Many people mistakenly think of evolution as progress. But humans, despite their ability to manipulate objects and change their environment, are not “on top” of the world’s species. Research by Lynn Isbell, chair of the UC Davis Department of Anthropology, suggests that ancestral humans and other primates developed different strategies to find food and avoid predators.
Stone tools uncovered in Mongolia by an international team of archaeologists indicate that modern humans traveled across the Eurasian steppe about 45,000 years ago, according to a new University of California, Davis, study. The date is about 10,000 years earlier than archaeologists previously believed.

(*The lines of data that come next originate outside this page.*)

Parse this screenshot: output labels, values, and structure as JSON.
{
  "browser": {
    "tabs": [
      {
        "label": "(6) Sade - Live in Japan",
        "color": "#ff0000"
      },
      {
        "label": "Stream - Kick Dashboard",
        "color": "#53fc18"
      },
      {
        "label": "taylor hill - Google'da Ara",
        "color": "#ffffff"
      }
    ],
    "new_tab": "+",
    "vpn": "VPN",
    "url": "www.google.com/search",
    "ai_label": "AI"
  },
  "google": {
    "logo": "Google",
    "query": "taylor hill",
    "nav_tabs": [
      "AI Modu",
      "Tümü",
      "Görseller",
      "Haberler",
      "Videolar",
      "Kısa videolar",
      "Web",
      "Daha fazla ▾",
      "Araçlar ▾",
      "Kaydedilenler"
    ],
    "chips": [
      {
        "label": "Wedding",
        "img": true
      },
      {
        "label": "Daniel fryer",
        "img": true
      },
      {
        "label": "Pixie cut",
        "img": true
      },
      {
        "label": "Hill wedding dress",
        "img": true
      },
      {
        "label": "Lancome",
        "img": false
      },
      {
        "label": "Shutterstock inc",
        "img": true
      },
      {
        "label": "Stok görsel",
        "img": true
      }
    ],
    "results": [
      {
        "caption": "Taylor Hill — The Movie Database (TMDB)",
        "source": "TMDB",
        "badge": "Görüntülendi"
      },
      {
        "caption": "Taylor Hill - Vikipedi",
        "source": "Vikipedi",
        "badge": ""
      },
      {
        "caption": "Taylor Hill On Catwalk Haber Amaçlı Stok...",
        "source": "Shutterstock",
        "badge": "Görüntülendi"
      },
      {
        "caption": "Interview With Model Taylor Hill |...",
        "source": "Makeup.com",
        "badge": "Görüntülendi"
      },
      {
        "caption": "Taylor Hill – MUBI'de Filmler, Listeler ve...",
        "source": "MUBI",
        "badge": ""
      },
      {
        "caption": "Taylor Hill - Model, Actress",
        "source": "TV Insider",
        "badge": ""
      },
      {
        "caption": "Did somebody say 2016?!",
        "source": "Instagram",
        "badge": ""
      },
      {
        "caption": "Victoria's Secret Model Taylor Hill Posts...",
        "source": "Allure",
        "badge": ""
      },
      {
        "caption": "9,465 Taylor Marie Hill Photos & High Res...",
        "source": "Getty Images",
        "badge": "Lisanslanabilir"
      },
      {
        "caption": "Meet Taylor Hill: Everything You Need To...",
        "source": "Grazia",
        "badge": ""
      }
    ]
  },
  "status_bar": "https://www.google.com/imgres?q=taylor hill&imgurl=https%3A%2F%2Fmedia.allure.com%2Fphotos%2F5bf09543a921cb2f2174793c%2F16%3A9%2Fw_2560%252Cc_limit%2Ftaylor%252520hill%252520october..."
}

The FOXP2 gene has been associated with uniquely human language abilities. But a UC Davis scientist and colleagues did a study with a wider variety of people and found no evidence of selection for FOXP2 in modern humans, challenging previous of how we think humans acquired language.

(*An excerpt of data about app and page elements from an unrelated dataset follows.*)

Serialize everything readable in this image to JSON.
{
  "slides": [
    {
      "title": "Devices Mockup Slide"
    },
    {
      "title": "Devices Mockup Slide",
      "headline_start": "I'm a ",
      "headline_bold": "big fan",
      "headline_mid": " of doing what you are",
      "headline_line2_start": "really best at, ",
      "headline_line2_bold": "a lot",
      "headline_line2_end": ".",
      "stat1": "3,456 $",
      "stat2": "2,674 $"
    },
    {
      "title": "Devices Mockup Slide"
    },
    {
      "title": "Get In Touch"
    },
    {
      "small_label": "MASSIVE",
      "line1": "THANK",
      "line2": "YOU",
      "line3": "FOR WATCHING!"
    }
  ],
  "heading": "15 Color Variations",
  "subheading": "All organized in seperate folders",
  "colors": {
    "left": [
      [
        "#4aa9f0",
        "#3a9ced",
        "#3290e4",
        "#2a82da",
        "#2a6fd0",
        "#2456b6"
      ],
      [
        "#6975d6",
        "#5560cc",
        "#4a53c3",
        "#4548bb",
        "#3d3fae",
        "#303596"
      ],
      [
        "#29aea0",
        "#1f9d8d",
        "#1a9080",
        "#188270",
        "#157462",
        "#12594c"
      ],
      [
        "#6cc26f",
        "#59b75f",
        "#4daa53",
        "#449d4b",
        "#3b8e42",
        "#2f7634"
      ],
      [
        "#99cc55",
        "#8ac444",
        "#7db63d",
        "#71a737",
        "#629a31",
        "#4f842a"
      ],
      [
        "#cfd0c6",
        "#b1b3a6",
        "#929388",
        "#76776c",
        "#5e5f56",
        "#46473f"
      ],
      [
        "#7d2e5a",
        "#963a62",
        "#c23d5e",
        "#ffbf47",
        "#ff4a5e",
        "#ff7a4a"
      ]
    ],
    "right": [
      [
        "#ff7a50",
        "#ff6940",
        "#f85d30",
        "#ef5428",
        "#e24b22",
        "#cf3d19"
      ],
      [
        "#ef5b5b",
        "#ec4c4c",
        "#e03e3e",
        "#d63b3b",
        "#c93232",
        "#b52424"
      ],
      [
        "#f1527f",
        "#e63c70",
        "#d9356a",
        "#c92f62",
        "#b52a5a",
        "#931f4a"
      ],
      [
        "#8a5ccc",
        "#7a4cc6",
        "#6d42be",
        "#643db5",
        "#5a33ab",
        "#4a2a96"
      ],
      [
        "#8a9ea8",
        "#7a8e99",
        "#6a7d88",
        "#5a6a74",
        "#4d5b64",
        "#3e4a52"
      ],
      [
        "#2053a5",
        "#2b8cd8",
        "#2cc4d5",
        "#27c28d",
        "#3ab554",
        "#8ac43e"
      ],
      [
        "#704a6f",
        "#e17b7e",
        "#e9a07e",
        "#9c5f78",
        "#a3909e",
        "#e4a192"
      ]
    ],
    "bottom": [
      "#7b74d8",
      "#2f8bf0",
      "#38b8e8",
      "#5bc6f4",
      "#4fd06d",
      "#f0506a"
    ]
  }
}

New fossil finds from the Jebel Irhoud archaeological site in Morocco do more than push back the origins of our species by 100,000 years. They also reveal what was on the menu for our oldest-known Homo sapiens ancestors 300,000 years ago
UC Davis anthropologist Alexander Harcourt sums up the latest research on early human migration around the planet, saying that Homo sapiens left Africa earlier than previously thought and our diverse cultures have been heavily influenced by geography.